With LaPorte on the bench and Kidd on the floor, St. Joe's won state titles in 1991 and '92. Player and coach remained close, even after Kidd went to Dallas as the No. 2 overall NBA draft pick in '94. LaPorte spent his final year battling pancreatic cancer before succumbing in 1997 at age 64.
Kidd still had his dad. Steve Kidd spent as much time with Jason as he did at home. As a longtime TWA employee, Steve traveled frequently, often greeting Jason at road hotels. He had his own room at his son's home in suburban Dallas.
In 1999, a few days after visiting Jason in Phoenix -- he had been traded to the Suns in 1997 -- Steve Kidd sustained a fatal heart attack. He was 61.
"With my dad, (winning a championship) was the No. 1 thing," Kidd recalls. "Talking with him when I was younger, or seeing him on the road while playing in the NBA, I always told him we were going to win a championship here soon. I think he agreed. I also think he was willing to be honest about the fact that there are some better teams out there than you.
"But to take this long, I think he would probably tell me, 'The thing I've always told you was you have to be patient. It doesn't always happen when you think it will.' He always told me it doesn't happen when you want it to happen, but it will."
It didn't happen during Jason Kidd's first term in Dallas, or in Phoenix, where Jason spent five seasons before being traded to New Jersey, where he spent six years and twice lost in the NBA finals.
That's not to suggest those years were empty. Kidd is a 10-time All-Star with five top-10 finishes in the MVP voting. He ranks No. 2 on the all-time assists list, No. 3 on the all-time list for steals, 3-point shots and triple-doubles. Meanwhile, his 56-0 record as a Team USA representative makes him the poster boy for success in international competition.
Not until the fourth season of Kidd's second stint in Dallas, with his Naismith Memorial Basketball Hall of Fame credentials established, did he capture the elusive ring.

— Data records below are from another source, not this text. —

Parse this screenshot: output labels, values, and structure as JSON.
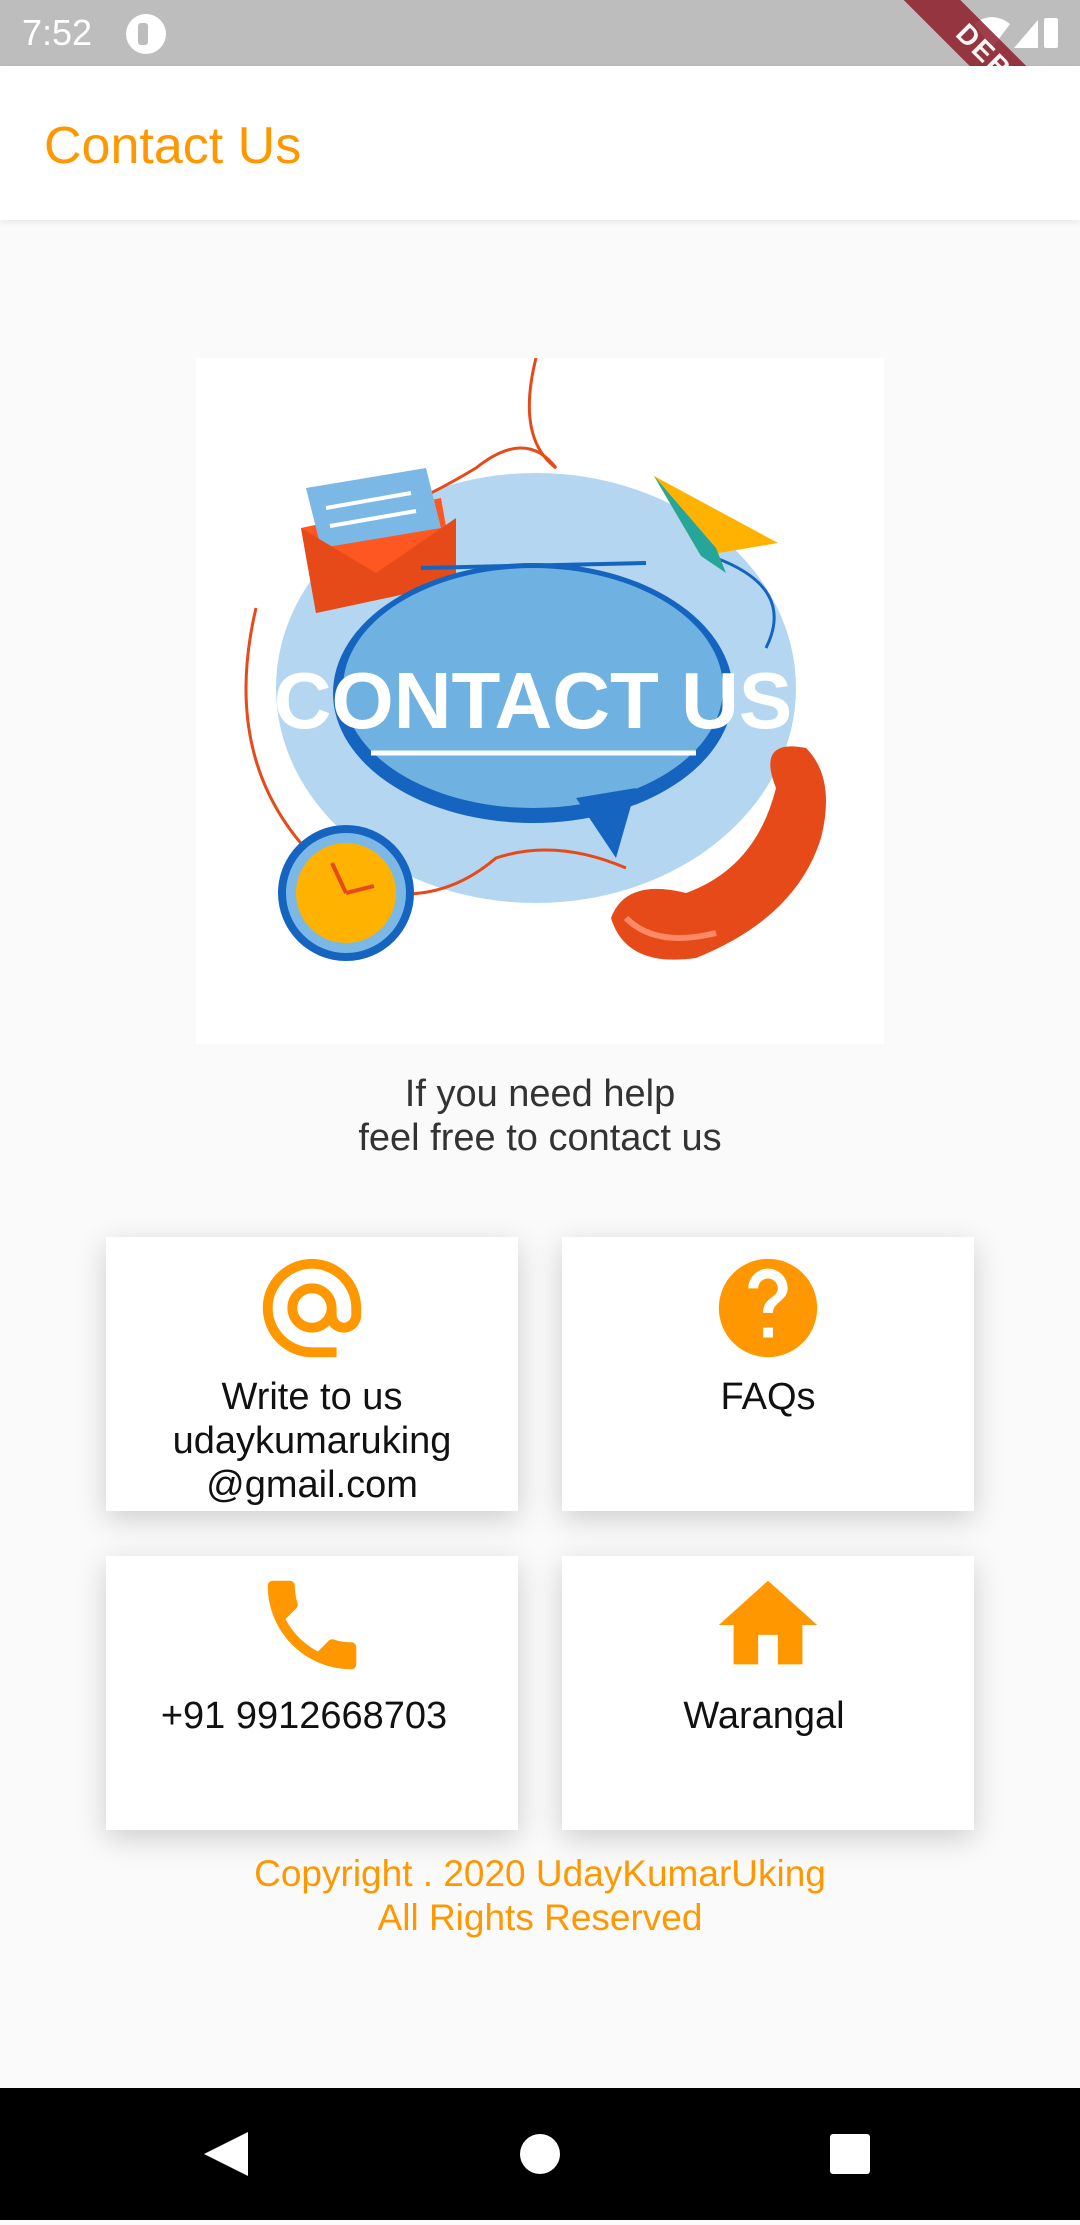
{
  "status_bar": {
    "time": "7:52",
    "debug_label": "DEBUG"
  },
  "app_bar": {
    "title": "Contact Us"
  },
  "hero": {
    "banner_text": "CONTACT US"
  },
  "help": {
    "line1": "If you need help",
    "line2": "feel free to contact us"
  },
  "cards": {
    "email": {
      "line1": "Write to us",
      "line2": "udaykumaruking",
      "line3": "@gmail.com",
      "icon": "at-icon"
    },
    "faq": {
      "label": "FAQs",
      "icon": "help-icon"
    },
    "phone": {
      "label": "+91 9912668703",
      "icon": "phone-icon"
    },
    "location": {
      "label": "Warangal",
      "icon": "home-icon"
    }
  },
  "footer": {
    "line1": "Copyright . 2020 UdayKumarUking",
    "line2": "All Rights Reserved"
  },
  "colors": {
    "accent": "#ff9800",
    "status_bar": "#bdbdbd",
    "nav_bar": "#000000"
  }
}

"It's like a dream," Kidd says. "People have asked, 'How does it feel?' It's hard to explain because I've never had a championship in the NBA. The closest thing I could try to compare it to is high school. It's a dream come true."
Contact Monte Poole at firstname.lastname@example.org.